--- RECORD EXCERPTS ---
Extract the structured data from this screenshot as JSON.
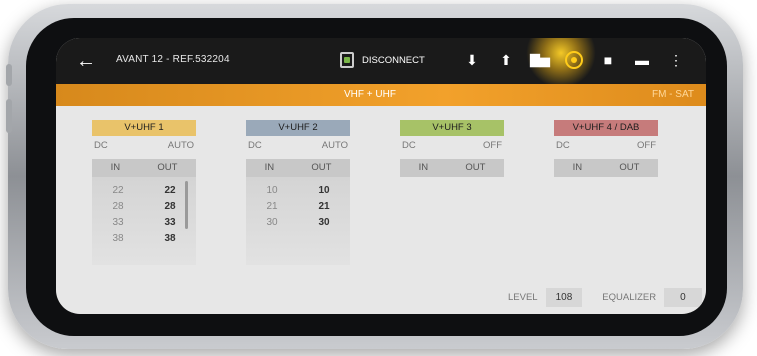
{
  "app": {
    "title": "AVANT 12 - REF.532204",
    "disconnect_label": "DISCONNECT",
    "toolbar_icons": [
      "download-icon",
      "upload-icon",
      "bar-chart-icon",
      "settings-icon",
      "save-icon",
      "folder-icon",
      "more-icon"
    ]
  },
  "tabs": {
    "main": "VHF + UHF",
    "secondary": "FM - SAT"
  },
  "panels": [
    {
      "name": "V+UHF 1",
      "color": "#e9c36a",
      "dc_label": "DC",
      "mode": "AUTO",
      "in_label": "IN",
      "out_label": "OUT",
      "rows": [
        {
          "in": "22",
          "out": "22"
        },
        {
          "in": "28",
          "out": "28"
        },
        {
          "in": "33",
          "out": "33"
        },
        {
          "in": "38",
          "out": "38"
        }
      ]
    },
    {
      "name": "V+UHF 2",
      "color": "#9aa9b9",
      "dc_label": "DC",
      "mode": "AUTO",
      "in_label": "IN",
      "out_label": "OUT",
      "rows": [
        {
          "in": "10",
          "out": "10"
        },
        {
          "in": "21",
          "out": "21"
        },
        {
          "in": "30",
          "out": "30"
        }
      ]
    },
    {
      "name": "V+UHF 3",
      "color": "#a7c267",
      "dc_label": "DC",
      "mode": "OFF",
      "in_label": "IN",
      "out_label": "OUT",
      "rows": []
    },
    {
      "name": "V+UHF 4 / DAB",
      "color": "#c67b7b",
      "dc_label": "DC",
      "mode": "OFF",
      "in_label": "IN",
      "out_label": "OUT",
      "rows": []
    }
  ],
  "footer": {
    "level_label": "LEVEL",
    "level_value": "108",
    "equalizer_label": "EQUALIZER",
    "equalizer_value": "0"
  },
  "colors": {
    "accent": "#f2a12b",
    "topbar": "#1a1a1a",
    "glow": "#ffcc1a"
  }
}
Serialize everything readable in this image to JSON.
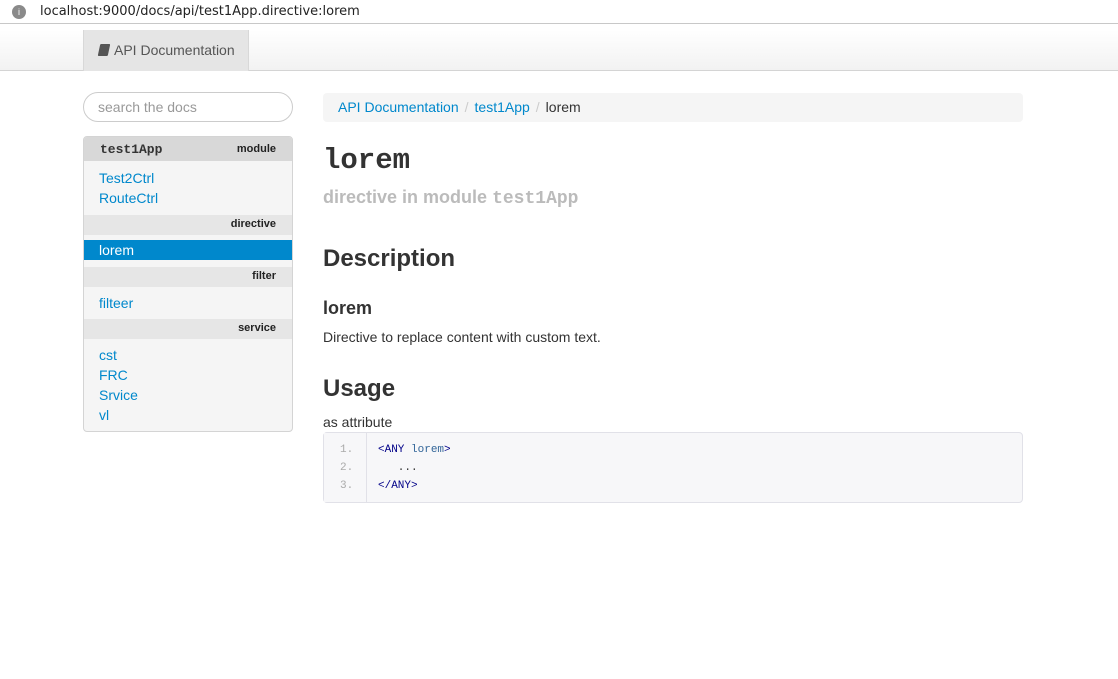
{
  "browser": {
    "url": "localhost:9000/docs/api/test1App.directive:lorem"
  },
  "navbar": {
    "brand_label": "API Documentation"
  },
  "search": {
    "placeholder": "search the docs"
  },
  "sidebar": {
    "module_name": "test1App",
    "module_type": "module",
    "controllers": [
      "Test2Ctrl",
      "RouteCtrl"
    ],
    "sections": {
      "directive": "directive",
      "filter": "filter",
      "service": "service"
    },
    "directives": [
      "lorem"
    ],
    "filters": [
      "filteer"
    ],
    "services": [
      "cst",
      "FRC",
      "Srvice",
      "vl"
    ],
    "active_item": "lorem"
  },
  "breadcrumb": {
    "items": [
      "API Documentation",
      "test1App"
    ],
    "current": "lorem"
  },
  "page": {
    "title": "lorem",
    "subtitle_prefix": "directive in module",
    "subtitle_module": "test1App",
    "description_heading": "Description",
    "item_heading": "lorem",
    "description_text": "Directive to replace content with custom text.",
    "usage_heading": "Usage",
    "usage_as": "as attribute"
  },
  "code": {
    "line_numbers": [
      "1.",
      "2.",
      "3."
    ],
    "lines": [
      {
        "open": "<ANY",
        "attr": "lorem",
        "close": ">"
      },
      {
        "text": "   ..."
      },
      {
        "text": "</ANY>"
      }
    ]
  }
}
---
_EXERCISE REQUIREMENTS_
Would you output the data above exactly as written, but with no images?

_YOUR RESPONSE_
Extract the structured data from this screenshot as JSON.
{
  "app": {
    "title": "AVANT 12 - REF.532204",
    "disconnect_label": "DISCONNECT",
    "toolbar_icons": [
      "download-icon",
      "upload-icon",
      "bar-chart-icon",
      "settings-icon",
      "save-icon",
      "folder-icon",
      "more-icon"
    ]
  },
  "tabs": {
    "main": "VHF + UHF",
    "secondary": "FM - SAT"
  },
  "panels": [
    {
      "name": "V+UHF 1",
      "color": "#e9c36a",
      "dc_label": "DC",
      "mode": "AUTO",
      "in_label": "IN",
      "out_label": "OUT",
      "rows": [
        {
          "in": "22",
          "out": "22"
        },
        {
          "in": "28",
          "out": "28"
        },
        {
          "in": "33",
          "out": "33"
        },
        {
          "in": "38",
          "out": "38"
        }
      ]
    },
    {
      "name": "V+UHF 2",
      "color": "#9aa9b9",
      "dc_label": "DC",
      "mode": "AUTO",
      "in_label": "IN",
      "out_label": "OUT",
      "rows": [
        {
          "in": "10",
          "out": "10"
        },
        {
          "in": "21",
          "out": "21"
        },
        {
          "in": "30",
          "out": "30"
        }
      ]
    },
    {
      "name": "V+UHF 3",
      "color": "#a7c267",
      "dc_label": "DC",
      "mode": "OFF",
      "in_label": "IN",
      "out_label": "OUT",
      "rows": []
    },
    {
      "name": "V+UHF 4 / DAB",
      "color": "#c67b7b",
      "dc_label": "DC",
      "mode": "OFF",
      "in_label": "IN",
      "out_label": "OUT",
      "rows": []
    }
  ],
  "footer": {
    "level_label": "LEVEL",
    "level_value": "108",
    "equalizer_label": "EQUALIZER",
    "equalizer_value": "0"
  },
  "colors": {
    "accent": "#f2a12b",
    "topbar": "#1a1a1a",
    "glow": "#ffcc1a"
  }
}
Serialize everything readable in this image to JSON.
{
  "browser": {
    "url": "localhost:9000/docs/api/test1App.directive:lorem"
  },
  "navbar": {
    "brand_label": "API Documentation"
  },
  "search": {
    "placeholder": "search the docs"
  },
  "sidebar": {
    "module_name": "test1App",
    "module_type": "module",
    "controllers": [
      "Test2Ctrl",
      "RouteCtrl"
    ],
    "sections": {
      "directive": "directive",
      "filter": "filter",
      "service": "service"
    },
    "directives": [
      "lorem"
    ],
    "filters": [
      "filteer"
    ],
    "services": [
      "cst",
      "FRC",
      "Srvice",
      "vl"
    ],
    "active_item": "lorem"
  },
  "breadcrumb": {
    "items": [
      "API Documentation",
      "test1App"
    ],
    "current": "lorem"
  },
  "page": {
    "title": "lorem",
    "subtitle_prefix": "directive in module",
    "subtitle_module": "test1App",
    "description_heading": "Description",
    "item_heading": "lorem",
    "description_text": "Directive to replace content with custom text.",
    "usage_heading": "Usage",
    "usage_as": "as attribute"
  },
  "code": {
    "line_numbers": [
      "1.",
      "2.",
      "3."
    ],
    "lines": [
      {
        "open": "<ANY",
        "attr": "lorem",
        "close": ">"
      },
      {
        "text": "   ..."
      },
      {
        "text": "</ANY>"
      }
    ]
  }
}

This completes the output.